■ **Work instruction**: In your reply, repeat the full listing exactly and leave each picture out.
****
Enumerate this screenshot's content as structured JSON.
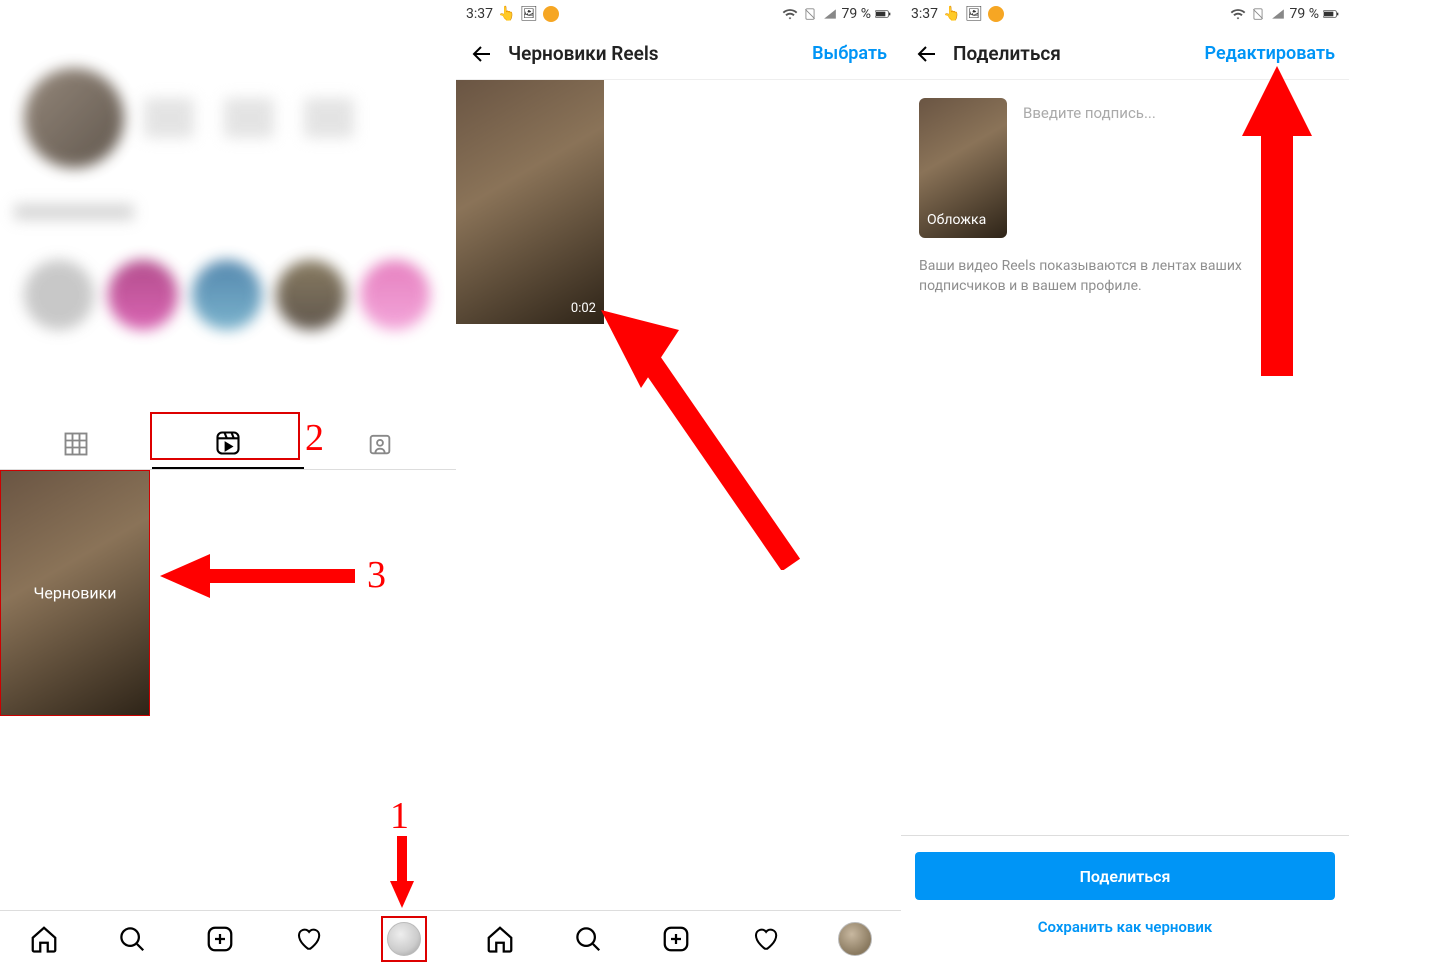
{
  "status": {
    "time": "3:37",
    "battery": "79 %"
  },
  "panel1": {
    "tabs": {
      "grid": "grid",
      "reels": "reels",
      "tagged": "tagged"
    },
    "draft_label": "Черновики",
    "nav": {
      "home": "home",
      "search": "search",
      "add": "add",
      "like": "like",
      "profile": "profile"
    }
  },
  "panel2": {
    "title": "Черновики Reels",
    "action": "Выбрать",
    "duration": "0:02"
  },
  "panel3": {
    "title": "Поделиться",
    "action": "Редактировать",
    "cover": "Обложка",
    "caption_placeholder": "Введите подпись...",
    "info": "Ваши видео Reels показываются в лентах ваших подписчиков и в вашем профиле.",
    "share_btn": "Поделиться",
    "save_draft": "Сохранить как черновик"
  },
  "annotations": {
    "n1": "1",
    "n2": "2",
    "n3": "3"
  }
}
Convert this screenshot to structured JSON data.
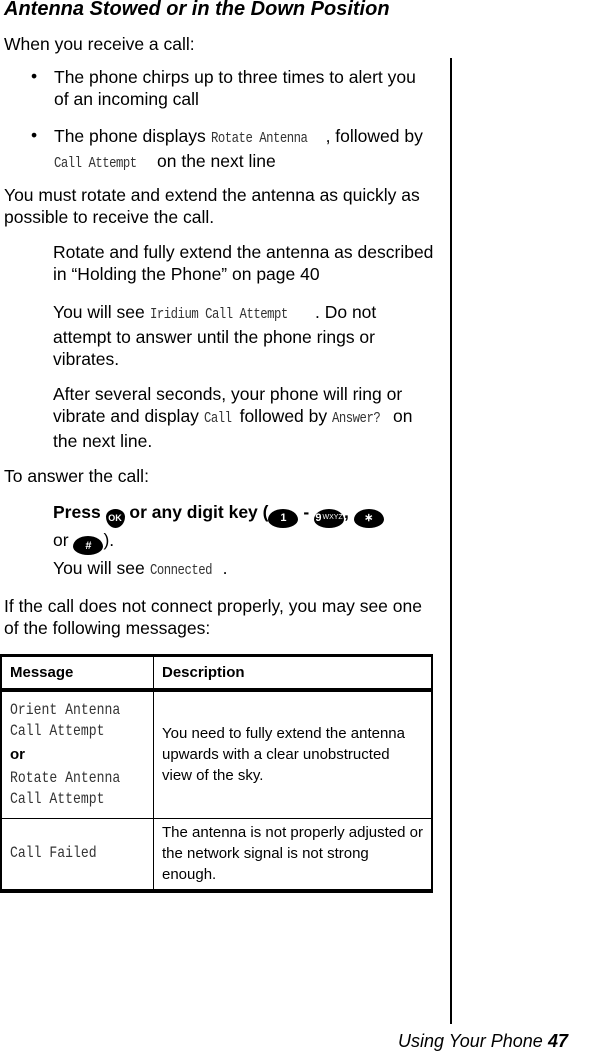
{
  "heading": "Antenna Stowed or in the Down Position",
  "intro": "When you receive a call:",
  "bullets": [
    {
      "text": "The phone chirps up to three times to alert you of an incoming call"
    },
    {
      "pre": "The phone displays ",
      "lcd1": "Rotate Antenna",
      "mid": ", followed by ",
      "lcd2": "Call Attempt",
      "post": " on the next line"
    }
  ],
  "must_rotate": "You must rotate and extend the antenna as quickly as possible to receive the call.",
  "step1": "Rotate and fully extend the antenna as described in “Holding the Phone” on page 40",
  "step2": {
    "pre": "You will see ",
    "lcd": "Iridium Call Attempt",
    "post": ". Do not attempt to answer until the phone rings or vibrates."
  },
  "step3": {
    "pre": "After several seconds, your phone will ring or vibrate and display ",
    "lcd1": "Call",
    "mid": " followed by ",
    "lcd2": "Answer?",
    "post": " on the next line."
  },
  "to_answer": "To answer the call:",
  "press": {
    "pre": "Press ",
    "key_ok": "OK",
    "mid": " or any digit key (",
    "key_1": "1",
    "dash": " - ",
    "key_9": "9",
    "key_9_letters": "WXYZ",
    "comma": ", ",
    "key_star": "∗",
    "or": "or ",
    "key_hash": "#",
    "post": ")."
  },
  "connected": {
    "pre": "You will see ",
    "lcd": "Connected",
    "post": "."
  },
  "if_not_connect": "If the call does not connect properly, you may see one of the following messages:",
  "table": {
    "headers": [
      "Message",
      "Description"
    ],
    "rows": [
      {
        "msg_lines_a": [
          "Orient Antenna",
          "Call Attempt"
        ],
        "or": "or",
        "msg_lines_b": [
          "Rotate Antenna",
          "Call Attempt"
        ],
        "description": "You need to fully extend the antenna upwards with a clear unobstructed view of the sky."
      },
      {
        "msg": "Call Failed",
        "description": "The antenna is not properly adjusted or the network signal is not strong enough."
      }
    ]
  },
  "footer": {
    "section": "Using Your Phone",
    "page": "47"
  }
}
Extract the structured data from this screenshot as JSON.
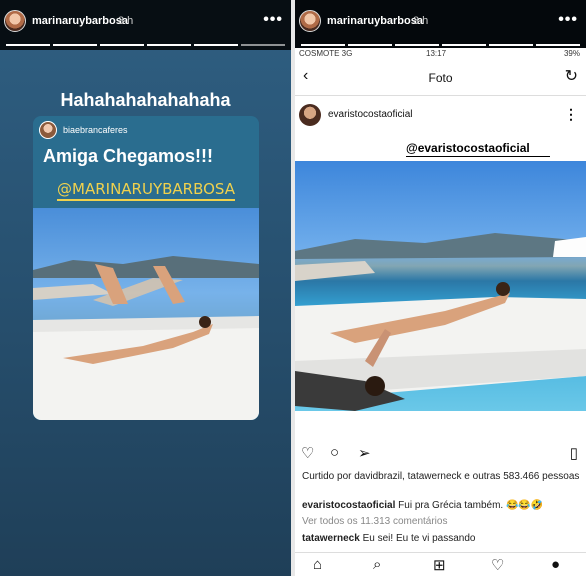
{
  "left_story": {
    "username": "marinaruybarbosa",
    "time": "3 h",
    "more": "•••",
    "caption": "Hahahahahahahaha",
    "card": {
      "username": "biaebrancaferes",
      "title": "Amiga Chegamos!!!",
      "mention": "@MARINARUYBARBOSA"
    }
  },
  "right_story": {
    "username": "marinaruybarbosa",
    "time": "3 h",
    "more": "•••",
    "status": {
      "carrier": "COSMOTE 3G",
      "time": "13:17",
      "battery": "39%"
    },
    "header": {
      "back": "‹",
      "title": "Foto",
      "refresh": "↻"
    },
    "post": {
      "username": "evaristocostaoficial",
      "more": "⋮",
      "mention": "@evaristocostaoficial",
      "liked_by": "Curtido por davidbrazil, tatawerneck e outras 583.466 pessoas",
      "comment1_user": "evaristocostaoficial",
      "comment1_text": "Fui pra Grécia também. 😂😂🤣",
      "view_all": "Ver todos os 11.313 comentários",
      "comment2_user": "tatawerneck",
      "comment2_text": "Eu sei! Eu te vi passando"
    }
  }
}
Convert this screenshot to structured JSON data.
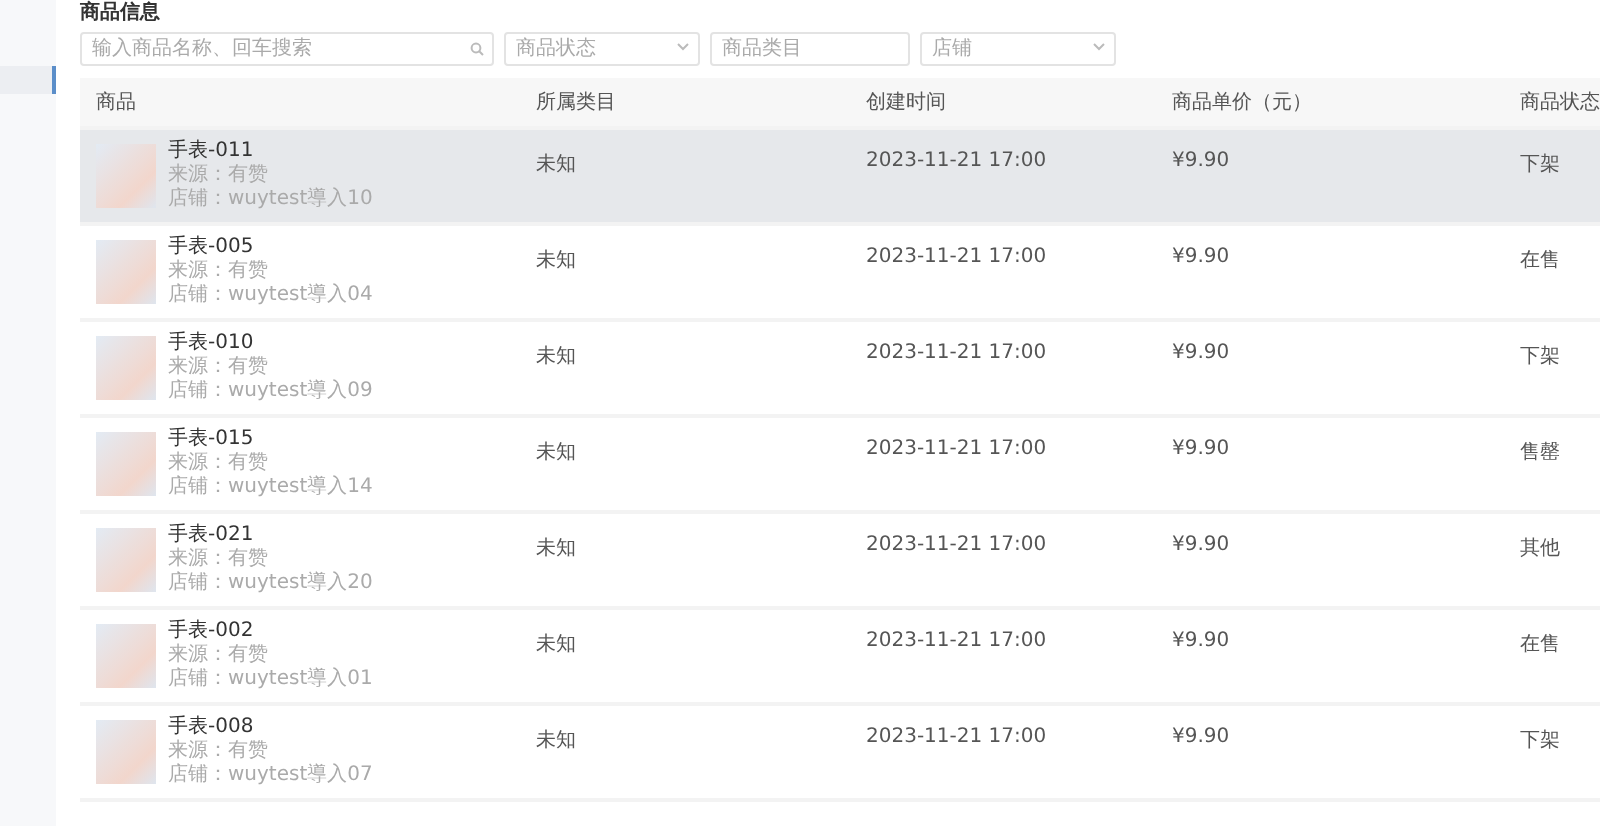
{
  "page_title": "商品信息",
  "filters": [
    {
      "kind": "search",
      "placeholder": "输入商品名称、回车搜索"
    },
    {
      "kind": "select",
      "placeholder": "商品状态"
    },
    {
      "kind": "input",
      "placeholder": "商品类目"
    },
    {
      "kind": "select",
      "placeholder": "店铺"
    }
  ],
  "table": {
    "columns": [
      "商品",
      "所属类目",
      "创建时间",
      "商品单价（元）",
      "商品状态"
    ],
    "rows": [
      {
        "name": "手表-011",
        "source": "来源：有赞",
        "shop": "店铺：wuytest導入10",
        "category": "未知",
        "created": "2023-11-21 17:00",
        "price": "¥9.90",
        "status": "下架",
        "highlighted": true
      },
      {
        "name": "手表-005",
        "source": "来源：有赞",
        "shop": "店铺：wuytest導入04",
        "category": "未知",
        "created": "2023-11-21 17:00",
        "price": "¥9.90",
        "status": "在售",
        "highlighted": false
      },
      {
        "name": "手表-010",
        "source": "来源：有赞",
        "shop": "店铺：wuytest導入09",
        "category": "未知",
        "created": "2023-11-21 17:00",
        "price": "¥9.90",
        "status": "下架",
        "highlighted": false
      },
      {
        "name": "手表-015",
        "source": "来源：有赞",
        "shop": "店铺：wuytest導入14",
        "category": "未知",
        "created": "2023-11-21 17:00",
        "price": "¥9.90",
        "status": "售罄",
        "highlighted": false
      },
      {
        "name": "手表-021",
        "source": "来源：有赞",
        "shop": "店铺：wuytest導入20",
        "category": "未知",
        "created": "2023-11-21 17:00",
        "price": "¥9.90",
        "status": "其他",
        "highlighted": false
      },
      {
        "name": "手表-002",
        "source": "来源：有赞",
        "shop": "店铺：wuytest導入01",
        "category": "未知",
        "created": "2023-11-21 17:00",
        "price": "¥9.90",
        "status": "在售",
        "highlighted": false
      },
      {
        "name": "手表-008",
        "source": "来源：有赞",
        "shop": "店铺：wuytest導入07",
        "category": "未知",
        "created": "2023-11-21 17:00",
        "price": "¥9.90",
        "status": "下架",
        "highlighted": false
      }
    ]
  }
}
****
■ **Exercise solution**:
Enumerate this screenshot's content as structured JSON.
{
  "status": {
    "time": "3:37",
    "battery": "79 %"
  },
  "panel1": {
    "tabs": {
      "grid": "grid",
      "reels": "reels",
      "tagged": "tagged"
    },
    "draft_label": "Черновики",
    "nav": {
      "home": "home",
      "search": "search",
      "add": "add",
      "like": "like",
      "profile": "profile"
    }
  },
  "panel2": {
    "title": "Черновики Reels",
    "action": "Выбрать",
    "duration": "0:02"
  },
  "panel3": {
    "title": "Поделиться",
    "action": "Редактировать",
    "cover": "Обложка",
    "caption_placeholder": "Введите подпись...",
    "info": "Ваши видео Reels показываются в лентах ваших подписчиков и в вашем профиле.",
    "share_btn": "Поделиться",
    "save_draft": "Сохранить как черновик"
  },
  "annotations": {
    "n1": "1",
    "n2": "2",
    "n3": "3"
  }
}
Convert this screenshot to structured JSON data.
{
  "heading": "Antenna Stowed or in the Down Position",
  "intro": "When you receive a call:",
  "bullets": [
    {
      "text": "The phone chirps up to three times to alert you of an incoming call"
    },
    {
      "pre": "The phone displays ",
      "lcd1": "Rotate Antenna",
      "mid": ", followed by ",
      "lcd2": "Call Attempt",
      "post": " on the next line"
    }
  ],
  "must_rotate": "You must rotate and extend the antenna as quickly as possible to receive the call.",
  "step1": "Rotate and fully extend the antenna as described in “Holding the Phone” on page 40",
  "step2": {
    "pre": "You will see ",
    "lcd": "Iridium Call Attempt",
    "post": ". Do not attempt to answer until the phone rings or vibrates."
  },
  "step3": {
    "pre": "After several seconds, your phone will ring or vibrate and display ",
    "lcd1": "Call",
    "mid": " followed by ",
    "lcd2": "Answer?",
    "post": " on the next line."
  },
  "to_answer": "To answer the call:",
  "press": {
    "pre": "Press ",
    "key_ok": "OK",
    "mid": " or any digit key (",
    "key_1": "1",
    "dash": " - ",
    "key_9": "9",
    "key_9_letters": "WXYZ",
    "comma": ", ",
    "key_star": "∗",
    "or": "or ",
    "key_hash": "#",
    "post": ")."
  },
  "connected": {
    "pre": "You will see ",
    "lcd": "Connected",
    "post": "."
  },
  "if_not_connect": "If the call does not connect properly, you may see one of the following messages:",
  "table": {
    "headers": [
      "Message",
      "Description"
    ],
    "rows": [
      {
        "msg_lines_a": [
          "Orient Antenna",
          "Call Attempt"
        ],
        "or": "or",
        "msg_lines_b": [
          "Rotate Antenna",
          "Call Attempt"
        ],
        "description": "You need to fully extend the antenna upwards with a clear unobstructed view of the sky."
      },
      {
        "msg": "Call Failed",
        "description": "The antenna is not properly adjusted or the network signal is not strong enough."
      }
    ]
  },
  "footer": {
    "section": "Using Your Phone",
    "page": "47"
  }
}
Extract the structured data from this screenshot as JSON.
{
  "left_story": {
    "username": "marinaruybarbosa",
    "time": "3 h",
    "more": "•••",
    "caption": "Hahahahahahahaha",
    "card": {
      "username": "biaebrancaferes",
      "title": "Amiga Chegamos!!!",
      "mention": "@MARINARUYBARBOSA"
    }
  },
  "right_story": {
    "username": "marinaruybarbosa",
    "time": "3 h",
    "more": "•••",
    "status": {
      "carrier": "COSMOTE 3G",
      "time": "13:17",
      "battery": "39%"
    },
    "header": {
      "back": "‹",
      "title": "Foto",
      "refresh": "↻"
    },
    "post": {
      "username": "evaristocostaoficial",
      "more": "⋮",
      "mention": "@evaristocostaoficial",
      "liked_by": "Curtido por davidbrazil, tatawerneck e outras 583.466 pessoas",
      "comment1_user": "evaristocostaoficial",
      "comment1_text": "Fui pra Grécia também. 😂😂🤣",
      "view_all": "Ver todos os 11.313 comentários",
      "comment2_user": "tatawerneck",
      "comment2_text": "Eu sei! Eu te vi passando"
    }
  }
}
Convert this screenshot to structured JSON data.
{
  "page_title": "商品信息",
  "filters": [
    {
      "kind": "search",
      "placeholder": "输入商品名称、回车搜索"
    },
    {
      "kind": "select",
      "placeholder": "商品状态"
    },
    {
      "kind": "input",
      "placeholder": "商品类目"
    },
    {
      "kind": "select",
      "placeholder": "店铺"
    }
  ],
  "table": {
    "columns": [
      "商品",
      "所属类目",
      "创建时间",
      "商品单价（元）",
      "商品状态"
    ],
    "rows": [
      {
        "name": "手表-011",
        "source": "来源：有赞",
        "shop": "店铺：wuytest導入10",
        "category": "未知",
        "created": "2023-11-21 17:00",
        "price": "¥9.90",
        "status": "下架",
        "highlighted": true
      },
      {
        "name": "手表-005",
        "source": "来源：有赞",
        "shop": "店铺：wuytest導入04",
        "category": "未知",
        "created": "2023-11-21 17:00",
        "price": "¥9.90",
        "status": "在售",
        "highlighted": false
      },
      {
        "name": "手表-010",
        "source": "来源：有赞",
        "shop": "店铺：wuytest導入09",
        "category": "未知",
        "created": "2023-11-21 17:00",
        "price": "¥9.90",
        "status": "下架",
        "highlighted": false
      },
      {
        "name": "手表-015",
        "source": "来源：有赞",
        "shop": "店铺：wuytest導入14",
        "category": "未知",
        "created": "2023-11-21 17:00",
        "price": "¥9.90",
        "status": "售罄",
        "highlighted": false
      },
      {
        "name": "手表-021",
        "source": "来源：有赞",
        "shop": "店铺：wuytest導入20",
        "category": "未知",
        "created": "2023-11-21 17:00",
        "price": "¥9.90",
        "status": "其他",
        "highlighted": false
      },
      {
        "name": "手表-002",
        "source": "来源：有赞",
        "shop": "店铺：wuytest導入01",
        "category": "未知",
        "created": "2023-11-21 17:00",
        "price": "¥9.90",
        "status": "在售",
        "highlighted": false
      },
      {
        "name": "手表-008",
        "source": "来源：有赞",
        "shop": "店铺：wuytest導入07",
        "category": "未知",
        "created": "2023-11-21 17:00",
        "price": "¥9.90",
        "status": "下架",
        "highlighted": false
      }
    ]
  }
}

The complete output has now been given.